  10. ^ a b Robinson et al.(2005). "Buddhist Religions: A Historical Introduction". Fifth Edition. Belmont,CA: Wadsworth/Thomson, p. 32.
  11. ^ "parisā". http://www.accesstoinsight.org/glossary.html
  12. ^ a b Spiro, Melford: Buddhism and Society: A Great Tradition and Its Burmese Vicissitudes. (1982). Berkeley: University of California. p 279.
  13. ^ Bhikkhu Bodhi (2000). "The Collected Discourses of the Buddha: A new translation of the Samyutta Nikaya". Somerville: Wisdom Publications, Sakkasamyutta, Dhajjaggasutta (3), p.319-321.
  14. ^ Robinson et al.(2005). "Buddhist Religions: A Historical Introduction". Fifth Edition. Belmont,CA: Wadsworth/Thomson, p. 36.
  15. ^ Ajaan Lee Dhammadharo (1995). "Duties of the Sangha". Translated by Thanissaro Bhikkhu. 
  16. ^ Order of Interbeing Beginnings (Sister Chân Không, Excerpt form Learning True Love)
  17. ^ The Buddhist Religion: A Historical Introduction (fourth edition) by R.H. Robinson & W.L. Johnson (Belmont, California: Wadsworth, 1997), p.307.
  18. ^ A Glossary of Pali and Buddhist Terms: parisa
  19. ^ Global Citizens, "A Buddhist Reformation in the 20th Century: Causes and Implications of the Conflict between the Soka Gakkai and the Nichiren Shoshu Priesthood", 2000, Jane Hurst. p.79
  20. ^ [1] Soka Gakkai Dictionary of Buddhism, "Samgha"

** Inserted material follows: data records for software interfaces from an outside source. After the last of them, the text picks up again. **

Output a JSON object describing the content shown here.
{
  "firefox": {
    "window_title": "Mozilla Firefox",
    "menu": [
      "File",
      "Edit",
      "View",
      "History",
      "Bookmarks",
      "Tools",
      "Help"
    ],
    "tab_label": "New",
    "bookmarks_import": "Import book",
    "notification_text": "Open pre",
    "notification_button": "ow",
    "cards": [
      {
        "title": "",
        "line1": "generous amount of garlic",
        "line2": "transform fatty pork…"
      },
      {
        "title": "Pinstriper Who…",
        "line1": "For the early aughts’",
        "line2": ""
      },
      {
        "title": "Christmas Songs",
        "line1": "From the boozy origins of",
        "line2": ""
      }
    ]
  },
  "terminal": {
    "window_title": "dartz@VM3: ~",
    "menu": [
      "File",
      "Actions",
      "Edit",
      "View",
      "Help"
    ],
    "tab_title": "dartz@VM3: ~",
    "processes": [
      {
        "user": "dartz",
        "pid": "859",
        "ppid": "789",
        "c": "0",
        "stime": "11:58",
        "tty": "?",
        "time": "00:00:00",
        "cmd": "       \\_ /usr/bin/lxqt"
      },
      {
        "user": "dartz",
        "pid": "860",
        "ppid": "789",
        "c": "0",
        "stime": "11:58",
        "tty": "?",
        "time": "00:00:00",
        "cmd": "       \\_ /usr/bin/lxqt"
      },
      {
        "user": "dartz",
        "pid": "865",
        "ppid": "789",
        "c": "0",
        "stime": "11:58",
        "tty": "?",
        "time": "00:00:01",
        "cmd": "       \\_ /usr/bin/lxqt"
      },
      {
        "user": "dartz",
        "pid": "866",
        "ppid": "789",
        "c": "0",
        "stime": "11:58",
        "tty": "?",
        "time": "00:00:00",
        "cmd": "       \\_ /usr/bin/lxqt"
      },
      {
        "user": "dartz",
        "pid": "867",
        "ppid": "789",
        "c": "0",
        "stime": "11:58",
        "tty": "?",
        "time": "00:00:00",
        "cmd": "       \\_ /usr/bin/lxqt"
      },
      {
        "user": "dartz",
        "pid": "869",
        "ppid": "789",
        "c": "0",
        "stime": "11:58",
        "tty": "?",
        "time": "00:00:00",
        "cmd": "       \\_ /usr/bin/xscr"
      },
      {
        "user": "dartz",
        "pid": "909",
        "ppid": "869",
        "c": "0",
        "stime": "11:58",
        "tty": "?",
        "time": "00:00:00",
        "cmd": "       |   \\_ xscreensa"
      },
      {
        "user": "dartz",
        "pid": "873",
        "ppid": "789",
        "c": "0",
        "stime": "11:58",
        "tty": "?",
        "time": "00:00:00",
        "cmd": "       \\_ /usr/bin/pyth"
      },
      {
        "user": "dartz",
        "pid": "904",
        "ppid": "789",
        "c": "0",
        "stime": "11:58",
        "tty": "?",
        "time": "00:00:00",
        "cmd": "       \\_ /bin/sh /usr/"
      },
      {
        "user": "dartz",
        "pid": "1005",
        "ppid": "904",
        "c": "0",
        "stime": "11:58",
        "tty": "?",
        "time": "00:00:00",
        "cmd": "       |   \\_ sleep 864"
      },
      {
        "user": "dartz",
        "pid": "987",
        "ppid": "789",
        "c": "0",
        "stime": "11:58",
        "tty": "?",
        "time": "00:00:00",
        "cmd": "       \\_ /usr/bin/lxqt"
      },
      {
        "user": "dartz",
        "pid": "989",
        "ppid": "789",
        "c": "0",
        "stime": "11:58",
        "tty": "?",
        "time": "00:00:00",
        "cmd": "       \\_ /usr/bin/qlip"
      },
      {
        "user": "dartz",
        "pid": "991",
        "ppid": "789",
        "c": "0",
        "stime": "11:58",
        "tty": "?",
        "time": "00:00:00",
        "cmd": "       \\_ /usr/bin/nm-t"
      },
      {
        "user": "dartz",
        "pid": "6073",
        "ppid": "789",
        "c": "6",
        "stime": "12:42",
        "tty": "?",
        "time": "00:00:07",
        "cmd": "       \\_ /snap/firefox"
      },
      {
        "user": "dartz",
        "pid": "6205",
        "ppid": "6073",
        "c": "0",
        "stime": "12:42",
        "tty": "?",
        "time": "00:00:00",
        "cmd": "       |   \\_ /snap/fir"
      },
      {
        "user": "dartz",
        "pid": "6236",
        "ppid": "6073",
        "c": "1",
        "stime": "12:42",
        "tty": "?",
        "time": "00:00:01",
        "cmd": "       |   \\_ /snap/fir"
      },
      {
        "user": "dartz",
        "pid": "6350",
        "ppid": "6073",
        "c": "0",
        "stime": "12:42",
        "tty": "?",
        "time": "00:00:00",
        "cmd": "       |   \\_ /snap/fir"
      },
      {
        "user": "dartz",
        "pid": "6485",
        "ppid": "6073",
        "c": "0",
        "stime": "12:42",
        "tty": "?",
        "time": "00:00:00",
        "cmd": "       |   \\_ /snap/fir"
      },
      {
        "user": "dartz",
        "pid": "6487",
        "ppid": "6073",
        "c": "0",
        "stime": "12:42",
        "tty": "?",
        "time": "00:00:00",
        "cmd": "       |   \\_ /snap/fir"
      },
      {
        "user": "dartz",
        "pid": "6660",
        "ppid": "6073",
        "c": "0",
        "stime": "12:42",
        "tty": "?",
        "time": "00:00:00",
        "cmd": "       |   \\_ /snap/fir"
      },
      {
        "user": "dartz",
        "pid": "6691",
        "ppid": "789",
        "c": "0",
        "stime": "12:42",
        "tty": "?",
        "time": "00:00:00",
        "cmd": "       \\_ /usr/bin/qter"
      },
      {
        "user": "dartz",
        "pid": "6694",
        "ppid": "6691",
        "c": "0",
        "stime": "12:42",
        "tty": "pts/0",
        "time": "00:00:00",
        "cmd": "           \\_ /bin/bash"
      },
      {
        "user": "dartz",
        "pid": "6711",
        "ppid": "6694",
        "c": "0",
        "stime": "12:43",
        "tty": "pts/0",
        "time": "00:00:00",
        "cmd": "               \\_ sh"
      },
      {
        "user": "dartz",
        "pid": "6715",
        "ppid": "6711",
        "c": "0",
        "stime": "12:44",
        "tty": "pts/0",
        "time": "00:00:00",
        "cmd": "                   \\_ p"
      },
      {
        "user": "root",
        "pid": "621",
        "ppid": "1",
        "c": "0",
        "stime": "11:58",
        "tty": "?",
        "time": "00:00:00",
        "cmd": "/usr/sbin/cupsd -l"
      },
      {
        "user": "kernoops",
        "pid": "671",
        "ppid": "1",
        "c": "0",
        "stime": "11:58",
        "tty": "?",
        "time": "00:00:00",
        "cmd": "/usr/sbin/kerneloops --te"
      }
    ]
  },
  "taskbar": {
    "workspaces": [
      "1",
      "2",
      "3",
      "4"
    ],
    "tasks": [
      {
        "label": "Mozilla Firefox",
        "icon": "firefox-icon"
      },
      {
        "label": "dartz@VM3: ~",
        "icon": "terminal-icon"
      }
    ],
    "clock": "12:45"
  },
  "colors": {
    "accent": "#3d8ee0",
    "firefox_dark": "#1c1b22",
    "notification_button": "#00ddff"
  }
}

Bibliography[edit]

  • Buswell, Robert E., ed. (2004). Encyclopedia of Buddhism. Macmillan Reference USA. pp. 740–744. ISBN 0-02-865718-7. 

External links[edit]